You do have to wonder, though, just how much Russian money there is in these sunny bolt-holes, waiting for the inevitable rainy day. It's an open secret that everything's for sale here: and every now and again some paper publishes a list of the richest Russians which tells you (in disguise) just who the major sellers are. The names on the list are enough to make your eyebrows sizzle, and enough -- you'd think -- for the pols to reach for their libel lawyers. But they never do. I remember a British MP coming over here for a look, and then announcing that in any civilized society the folks who ran City Hall would be in the slammer. And even he was allowed to get out of town untouched.


Anyway, I've been thinking about this money recently. (We writers do think about money, you know. In fact, we think about little else.) And since everybody says it's like Dodge City or the Yukon here these days, I've been wondering what the comparisons are with American money and the great fortunes that were made there in the past. The assumption, you see, is that Russia's dirty money will somehow clean itself up in another generation: the children will become deputies and pillars of the community, and start building hospitals, concert halls, galleries and universities in the American way.


Trouble is, though, when you think about it, that the founders of the great American fortunes actually did things. Take Commodore Vanderbilt, for example: a Staten Island water-rat who started out with a small ferry-boat bought with a $100-loan from his mother and went on to leave a $100 million fortune. He ran ferries everywhere -- to Washington, to Havana, even to California -- and when he'd finished with ferries, he started in on the railroads. When he began railroad-building -- undercutting and ruining his competitors in the process -- a passenger between New York and Chicago had to change trains 19 times. And by the time he was done, it was a straight-through Vanderbilt ride. He also -- for what it's worth and while we're at it -- built Grand Central Station.


The same is true of the other great fortunes. John Jacob Astor, once a butcher and an importer of musical instruments, became a trader (in furs and with China) and bought up huge lots in Manhattan. The first Hearst was a miner who walked to California across the Great Plains. Andrew Carnegie helped create the American steel industry. The Du Ponts were gun-powder-makers to the U.S. government. And even John D. Rockefeller -- about whom not much else good can be said -- created Standard Oil.

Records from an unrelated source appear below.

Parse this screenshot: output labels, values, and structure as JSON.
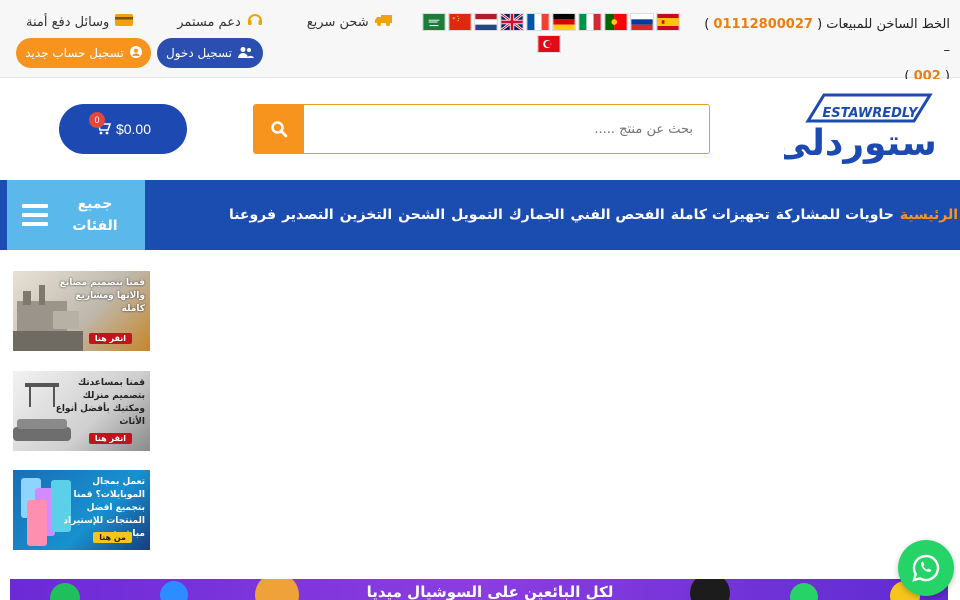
{
  "topbar": {
    "hotline_label": "الخط الساخن للمبيعات (",
    "hotline_number": "01112800027",
    "hotline_sep": ") –",
    "hotline_code": "002",
    "features": [
      {
        "label": "شحن سريع",
        "icon": "truck-icon"
      },
      {
        "label": "دعم مستمر",
        "icon": "headset-icon"
      },
      {
        "label": "وسائل دفع أمنة",
        "icon": "credit-card-icon"
      }
    ],
    "auth": {
      "login_label": "تسجيل دخول",
      "register_label": "تسجيل حساب جديد"
    },
    "flags": [
      "saudi-arabia",
      "china",
      "netherlands",
      "united-kingdom",
      "france",
      "germany",
      "italy",
      "portugal",
      "russia",
      "spain",
      "turkey"
    ]
  },
  "header": {
    "logo_arabic": "إستوردلى",
    "logo_latin": "ESTAWREDLY",
    "search": {
      "placeholder": "بحث عن منتج ....."
    },
    "cart": {
      "total": "$0.00",
      "count": "0"
    }
  },
  "nav": {
    "categories_label": "جميع الفئات",
    "items": [
      "الرئيسية",
      "حاويات للمشاركة",
      "تجهيزات كاملة",
      "الفحص الفني",
      "الجمارك",
      "التمويل",
      "الشحن",
      "التخزين",
      "التصدير",
      "فروعنا"
    ]
  },
  "banners": [
    {
      "text": "قمنا بتصميم مصانع والاتها ومشاريع كاملة",
      "cta": "انقر هنا"
    },
    {
      "text": "قمنا بمساعدتك بتصميم منزلك ومكتبك بأفضل أنواع الأثاث",
      "cta": "انقر هنا"
    },
    {
      "text": "تعمل بمجال الموبايلات؟ قمنا بتجميع افضل المنتجات للإستيراد مباشرة",
      "cta": "من هنا"
    }
  ],
  "bottom_banner": {
    "text": "لكل البائعين على السوشيال ميديا"
  },
  "colors": {
    "primary": "#1b4db1",
    "accent": "#f7941d",
    "nav_categories": "#5bb8ea",
    "whatsapp": "#25d366"
  }
}
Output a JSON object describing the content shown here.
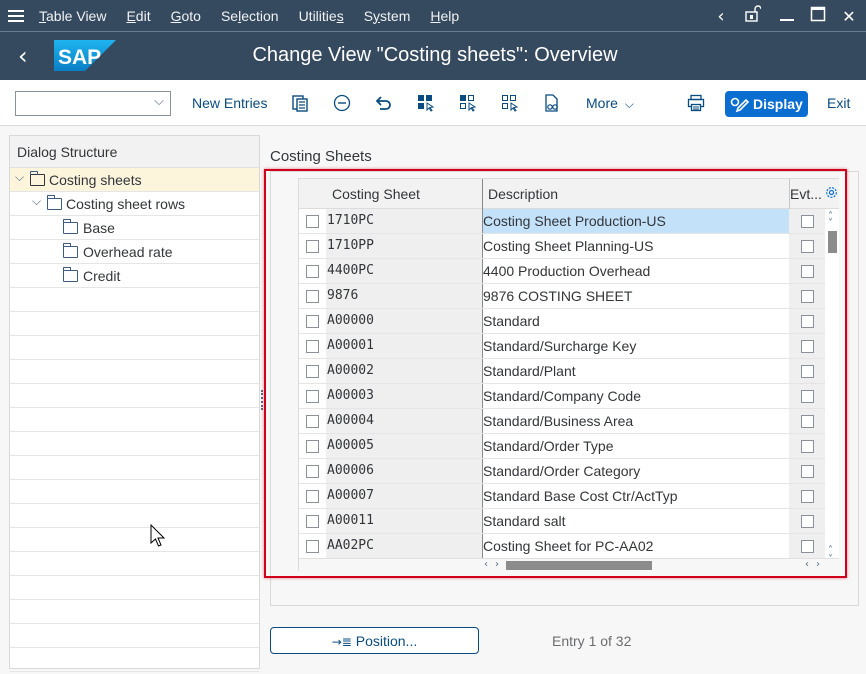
{
  "menubar": {
    "items": [
      {
        "label": "Table View",
        "mnemonic": "T"
      },
      {
        "label": "Edit",
        "mnemonic": "E"
      },
      {
        "label": "Goto",
        "mnemonic": "G"
      },
      {
        "label": "Selection",
        "mnemonic": "l"
      },
      {
        "label": "Utilities",
        "mnemonic": "s"
      },
      {
        "label": "System",
        "mnemonic": "y"
      },
      {
        "label": "Help",
        "mnemonic": "H"
      }
    ],
    "menu_icon": "hamburger-menu-icon",
    "window_controls": {
      "collapse": "‹",
      "lock_icon": "unlock-icon",
      "minimize": "minimize-icon",
      "maximize": "maximize-icon",
      "close": "✕"
    }
  },
  "header": {
    "title": "Change View \"Costing sheets\": Overview",
    "logo_text": "SAP",
    "back_icon": "back-icon"
  },
  "toolbar": {
    "command_field_value": "",
    "command_field_placeholder": "",
    "new_entries_label": "New Entries",
    "icons": [
      "copy-as-icon",
      "delete-icon",
      "undo-icon",
      "select-all-icon",
      "select-block-icon",
      "deselect-all-icon",
      "where-used-icon"
    ],
    "more_label": "More",
    "print_icon": "print-icon",
    "display_label": "Display",
    "exit_label": "Exit"
  },
  "dialog_structure": {
    "title": "Dialog Structure",
    "items": [
      {
        "label": "Costing sheets",
        "level": 0,
        "expanded": true,
        "selected": true
      },
      {
        "label": "Costing sheet rows",
        "level": 1,
        "expanded": true,
        "selected": false
      },
      {
        "label": "Base",
        "level": 2,
        "selected": false
      },
      {
        "label": "Overhead rate",
        "level": 2,
        "selected": false
      },
      {
        "label": "Credit",
        "level": 2,
        "selected": false
      }
    ]
  },
  "main": {
    "section_title": "Costing Sheets",
    "table": {
      "columns": [
        "Costing Sheet",
        "Description",
        "Evt..."
      ],
      "rows": [
        {
          "sheet": "1710PC",
          "description": "Costing Sheet Production-US",
          "evt": false,
          "active": true
        },
        {
          "sheet": "1710PP",
          "description": "Costing Sheet Planning-US",
          "evt": false
        },
        {
          "sheet": "4400PC",
          "description": "4400 Production Overhead",
          "evt": false
        },
        {
          "sheet": "9876",
          "description": "9876 COSTING SHEET",
          "evt": false
        },
        {
          "sheet": "A00000",
          "description": "Standard",
          "evt": false
        },
        {
          "sheet": "A00001",
          "description": "Standard/Surcharge Key",
          "evt": false
        },
        {
          "sheet": "A00002",
          "description": "Standard/Plant",
          "evt": false
        },
        {
          "sheet": "A00003",
          "description": "Standard/Company Code",
          "evt": false
        },
        {
          "sheet": "A00004",
          "description": "Standard/Business Area",
          "evt": false
        },
        {
          "sheet": "A00005",
          "description": "Standard/Order Type",
          "evt": false
        },
        {
          "sheet": "A00006",
          "description": "Standard/Order Category",
          "evt": false
        },
        {
          "sheet": "A00007",
          "description": "Standard Base Cost Ctr/ActTyp",
          "evt": false
        },
        {
          "sheet": "A00011",
          "description": "Standard salt",
          "evt": false
        },
        {
          "sheet": "AA02PC",
          "description": "Costing Sheet for PC-AA02",
          "evt": false
        }
      ]
    },
    "position_button_label": "Position...",
    "entry_info": "Entry 1 of 32"
  },
  "colors": {
    "shell": "#354a5f",
    "accent": "#0a6ed1",
    "highlight_border": "#d0021b",
    "selected_tree_row": "#fcf5dc",
    "active_cell": "#c4e1fa"
  }
}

And what have these Russian pols created? Nothing at all. Nothing. They're simply parasites on the body financial: the bouncers and bully-boys who stand at the door of the Russian market, collecting entrance fees from anyone who wants to get in. They don't make anything, nor do they cause anything to be produced. Nor are they, I think, remotely interested in creating a dynasty that will serve their country.


Perhaps that's the difference, in the end, between the America of long ago and the Russia of today. America had a future then. Russia has none that any can see clearly. It only has a past -- the same past on which all those new Americans had turned their backs -- and an awful, eternal present: a present in which "Why don't you give me a million dollars?" is a reasonable thing to say. Heaven knows, you might get it.